• Kristofer Gamstedt, Uppsala University (Sweden)
• Chiara Bertolin, Norwegian University of Science and Technology Trondheim (Norway)
• Akke S.J. Suiker, Eindhoven University of Technology (Netherlands)
• Emanuela Bosco, Eindhoven University of Technology (Netherlands)
• Joseph Gril, CNRS (National Centre for Scientific Research) (France)
• Michał Łukomski, Getty Conservation Institute (USA)
• Ottaviano Allegretti, National Research Council of Italy - the BioEconomy Institute (Italy)
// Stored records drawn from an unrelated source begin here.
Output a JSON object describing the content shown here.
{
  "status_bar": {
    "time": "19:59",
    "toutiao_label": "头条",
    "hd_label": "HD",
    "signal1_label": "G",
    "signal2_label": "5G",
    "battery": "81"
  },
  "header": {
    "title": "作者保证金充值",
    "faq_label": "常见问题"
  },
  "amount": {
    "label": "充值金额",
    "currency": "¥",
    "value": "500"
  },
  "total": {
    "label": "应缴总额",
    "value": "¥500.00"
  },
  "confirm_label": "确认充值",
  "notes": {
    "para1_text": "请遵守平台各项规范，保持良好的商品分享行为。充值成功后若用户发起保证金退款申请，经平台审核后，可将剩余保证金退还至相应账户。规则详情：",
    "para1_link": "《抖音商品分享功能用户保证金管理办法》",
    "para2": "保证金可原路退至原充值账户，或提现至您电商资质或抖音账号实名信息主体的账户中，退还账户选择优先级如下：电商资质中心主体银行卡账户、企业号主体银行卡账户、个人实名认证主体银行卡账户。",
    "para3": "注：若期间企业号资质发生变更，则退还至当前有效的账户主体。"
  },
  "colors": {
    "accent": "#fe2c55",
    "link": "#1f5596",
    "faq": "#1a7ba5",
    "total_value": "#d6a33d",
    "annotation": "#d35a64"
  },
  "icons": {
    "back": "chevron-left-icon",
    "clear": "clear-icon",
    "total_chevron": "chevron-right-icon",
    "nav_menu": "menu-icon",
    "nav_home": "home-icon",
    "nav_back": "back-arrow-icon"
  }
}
The VirtEx project: Within the research field of preventive conservation, the aim of the VirtEx project is to develop an objective, numerical tool for decision-making in conservation and restoration. Simulation models for the analysis of painted wooden artwork are developed using the Finite Element Method. The central object within the VirtEx project is an icon of the Russian Memorial Church in Leipzig. The numerical studies are accompanied by art technological, material and structural investigations on the icon, conducted by the interdisciplinary group of project partners. Finally, computer simulations shall predict the structural behaviour of wooden artwork within a fluctuating climate, in order to avoid damage and to determine climate regulations or other specific conservation measures.

The international colloquium: Interdisciplinarity is a key aspect in this research field. The communication between different disciplines can be challenging sometimes. In order to strengthen the link between theory and practice, between engineering science and conservation science, the lectures will be given by engineering scientists who have a strong connection to practical restoration and conservation projects. The colloquium addresses both, restorers and conservators, but also natural scientists and engineers in a broad sense. The aim of the contributions is to introduce the state of the art in this field to a broad audience.